It’s time to say meegwetch (thanks) for public health

Alex Kataquapit

Photo: Elder Alex Kataquapit passed away from complications from the COVID-19 virus at age 89.

By Xavier Kataquapit

COVID-19 is still a very prominent part of our lives. As much as we would like to think that this pandemic is coming to an end, it is still a very dangerous period for many people.

This past month, I lost my uncle Elder Alex Kataquapit through complications from the COVID-19 virus. At 89 years of age, he was doing well for his age until he contracted the virus which completely weakened him and sent him to hospital. Older people, and those with compromised health issues, are most at risk from COVID-19, but many younger people are also having problems with what is known as long COVID.

Uncle Alex was a great man and he was part of an old generation of Elders that were the last to be born and raised on the land and to live our people’s traditional way of life. He spent his entire life on the banks of the Attawapiskat River where his parents James and Janie Kataquapit’s family were situated.

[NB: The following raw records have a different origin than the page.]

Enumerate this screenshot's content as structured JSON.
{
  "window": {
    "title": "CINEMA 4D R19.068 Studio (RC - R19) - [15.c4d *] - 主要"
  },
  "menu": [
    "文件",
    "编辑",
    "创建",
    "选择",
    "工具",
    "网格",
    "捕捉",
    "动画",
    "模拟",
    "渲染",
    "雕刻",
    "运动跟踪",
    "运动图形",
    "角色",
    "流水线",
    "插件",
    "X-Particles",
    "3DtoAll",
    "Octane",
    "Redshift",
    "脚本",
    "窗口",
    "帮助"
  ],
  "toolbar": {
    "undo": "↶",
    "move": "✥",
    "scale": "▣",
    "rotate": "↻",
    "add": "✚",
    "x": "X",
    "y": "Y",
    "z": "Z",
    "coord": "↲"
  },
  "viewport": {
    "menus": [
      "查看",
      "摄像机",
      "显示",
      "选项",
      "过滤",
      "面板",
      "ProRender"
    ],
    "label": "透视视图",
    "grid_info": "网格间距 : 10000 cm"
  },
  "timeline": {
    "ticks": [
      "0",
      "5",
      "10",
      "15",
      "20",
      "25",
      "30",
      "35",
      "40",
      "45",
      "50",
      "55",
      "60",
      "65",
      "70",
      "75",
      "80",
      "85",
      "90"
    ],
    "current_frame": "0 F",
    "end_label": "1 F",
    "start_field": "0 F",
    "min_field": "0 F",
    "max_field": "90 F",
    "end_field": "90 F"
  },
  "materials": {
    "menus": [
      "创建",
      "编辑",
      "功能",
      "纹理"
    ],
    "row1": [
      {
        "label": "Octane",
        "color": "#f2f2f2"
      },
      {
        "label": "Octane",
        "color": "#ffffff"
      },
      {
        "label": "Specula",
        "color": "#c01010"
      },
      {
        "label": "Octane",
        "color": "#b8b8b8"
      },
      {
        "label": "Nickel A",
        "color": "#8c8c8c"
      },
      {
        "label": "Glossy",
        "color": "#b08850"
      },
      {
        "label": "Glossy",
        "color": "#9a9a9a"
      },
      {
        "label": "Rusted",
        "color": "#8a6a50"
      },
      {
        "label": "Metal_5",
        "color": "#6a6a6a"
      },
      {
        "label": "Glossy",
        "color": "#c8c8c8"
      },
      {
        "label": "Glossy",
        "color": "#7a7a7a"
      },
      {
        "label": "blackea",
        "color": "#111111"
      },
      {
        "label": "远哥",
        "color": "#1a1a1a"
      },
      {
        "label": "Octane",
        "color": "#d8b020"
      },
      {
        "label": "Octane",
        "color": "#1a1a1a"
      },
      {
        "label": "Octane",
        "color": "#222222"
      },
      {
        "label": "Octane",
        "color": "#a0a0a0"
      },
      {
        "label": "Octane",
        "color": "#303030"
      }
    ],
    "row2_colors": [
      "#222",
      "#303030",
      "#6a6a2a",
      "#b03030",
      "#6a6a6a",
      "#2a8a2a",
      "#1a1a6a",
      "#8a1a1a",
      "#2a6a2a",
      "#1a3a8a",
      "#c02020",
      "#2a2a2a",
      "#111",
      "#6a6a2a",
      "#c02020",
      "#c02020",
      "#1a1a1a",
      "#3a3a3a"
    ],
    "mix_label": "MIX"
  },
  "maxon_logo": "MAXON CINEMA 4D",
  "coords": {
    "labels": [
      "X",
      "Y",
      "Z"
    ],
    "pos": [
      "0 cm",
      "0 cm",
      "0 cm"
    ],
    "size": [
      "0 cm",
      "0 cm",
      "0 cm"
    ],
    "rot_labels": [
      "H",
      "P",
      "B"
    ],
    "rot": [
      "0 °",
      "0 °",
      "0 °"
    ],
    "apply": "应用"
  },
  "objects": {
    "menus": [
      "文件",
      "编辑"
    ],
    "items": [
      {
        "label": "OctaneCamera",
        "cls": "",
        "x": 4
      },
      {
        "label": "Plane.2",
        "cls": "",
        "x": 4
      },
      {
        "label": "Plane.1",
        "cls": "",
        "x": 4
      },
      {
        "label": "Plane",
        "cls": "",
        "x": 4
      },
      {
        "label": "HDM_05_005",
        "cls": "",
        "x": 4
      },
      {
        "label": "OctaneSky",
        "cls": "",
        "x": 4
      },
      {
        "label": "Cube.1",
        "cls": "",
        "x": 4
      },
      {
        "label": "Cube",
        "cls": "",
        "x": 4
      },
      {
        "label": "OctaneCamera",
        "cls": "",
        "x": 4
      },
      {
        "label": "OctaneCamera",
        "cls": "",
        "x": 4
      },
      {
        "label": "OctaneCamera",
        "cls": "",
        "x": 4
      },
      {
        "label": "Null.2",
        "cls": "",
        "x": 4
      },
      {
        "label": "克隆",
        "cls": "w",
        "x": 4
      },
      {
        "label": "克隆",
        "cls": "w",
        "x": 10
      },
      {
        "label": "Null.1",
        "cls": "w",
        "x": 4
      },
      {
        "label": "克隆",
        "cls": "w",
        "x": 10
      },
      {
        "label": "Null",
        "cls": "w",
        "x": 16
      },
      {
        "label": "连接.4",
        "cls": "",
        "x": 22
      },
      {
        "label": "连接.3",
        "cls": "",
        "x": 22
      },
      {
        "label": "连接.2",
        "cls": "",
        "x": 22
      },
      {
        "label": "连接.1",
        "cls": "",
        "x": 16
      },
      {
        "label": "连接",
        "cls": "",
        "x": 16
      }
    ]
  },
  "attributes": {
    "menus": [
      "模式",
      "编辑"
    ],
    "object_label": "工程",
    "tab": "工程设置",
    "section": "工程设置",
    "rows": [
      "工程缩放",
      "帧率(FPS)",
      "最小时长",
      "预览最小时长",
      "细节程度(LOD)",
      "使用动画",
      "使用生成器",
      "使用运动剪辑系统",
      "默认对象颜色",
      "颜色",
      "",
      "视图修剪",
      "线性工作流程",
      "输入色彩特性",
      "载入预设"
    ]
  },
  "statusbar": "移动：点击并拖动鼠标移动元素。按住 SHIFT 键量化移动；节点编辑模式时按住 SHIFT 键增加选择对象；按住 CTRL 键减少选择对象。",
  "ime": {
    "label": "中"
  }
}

Alex and his wife Elder Susan Kataquapit raised a strong and prominent family in the community. They raised their children Margaret, Helen, Maurice, David, James, Evelyn, Bertha, Roseline and twins John and Janie. My cousins were older than me and I always saw them as siblings that watched out for all of us as we grew up. There was no greater excitement than to run around with my younger cousins on what we saw as the ‘Kataquapit homestead’. Our grandfather had originally settled in a home on a street in the middle of the village decades ago and, from there, his son Leo built a home nearby, then his son Gabriel, his son George and finally Alex. They all had big families. Further down the way my father Marius and their brother Thomas also raised their families.

Uncle Alex and Aunt Susan’s home was a central place for our entire family and it always seemed like we ended up in their yard. It was a safe, exciting and fun place for all the children to mix and play games.

It was sad news to hear that Uncle Alex had contracted the latest variant of this terrible virus. My father often remarked that among their brothers, Alex was the strongest. It was no wonder that Alex had outlived his younger siblings, including my father Marius and their brothers Gabriel and David, as well as their older brothers George, Thomas and Leo. Thankfully we still have my Aunt Celine Nakogee, who is the last of Alex’s siblings.

This pandemic also hit home for myself and my partner Mike recently. He has a lung condition and recently we both picked up a virus, which was likely COVID-19. He had trouble breathing and in a panic we headed to the emergency department late at night in Kirkland Lake. As soon as we arrived, the capable and kind staff made both of us feel safe and comforted.

We spent the night in Emergency and in the morning we met with Dr. McPherson. He was quick, thorough and very kind. He convinced Mike that it would be a good idea to stay in the hospital for a few days so that he could be stabilized and treated.

We could not believe how supportive, kind and caring all staff members were during those days in the Kirkland and District Hospital (Blanche River Health). We learned that many hospital front line workers were not compensated during the pandemic and they are still not, although another wave of COVID is here.

All those lab specialists, cleaners, X-ray technicians, respirologists and other support staff have to deal with COVID patients during this pandemic and the government has not compensated them. We should be aware of this and hope these people get the support they deserve.

Some of the people I give thanks to that I met during Mike’s stay include: nurses Fiona, Michelle, Laura, Brianna, Lisa, Affie, Junior, Rachel, Patty, Andrea, Jacob and, of course, Dr. McPherson and Dr. Dozois.

People like these health care workers are what make our public health care system great. We are hearing more about privatization of our public health care system and we need to push back on that strongly.

In our social democracy in Canada, we need to fully fund public health care and public education. We need to do our part for all our hospitals and health care teams and donate to any of the necessities they need. Our nurses and doctors are the ones that help people in crisis, like my partner and I, or families like my Uncle Alex and his children. In the face of privatization of our health care system, we need to do our part to help those who help us the most.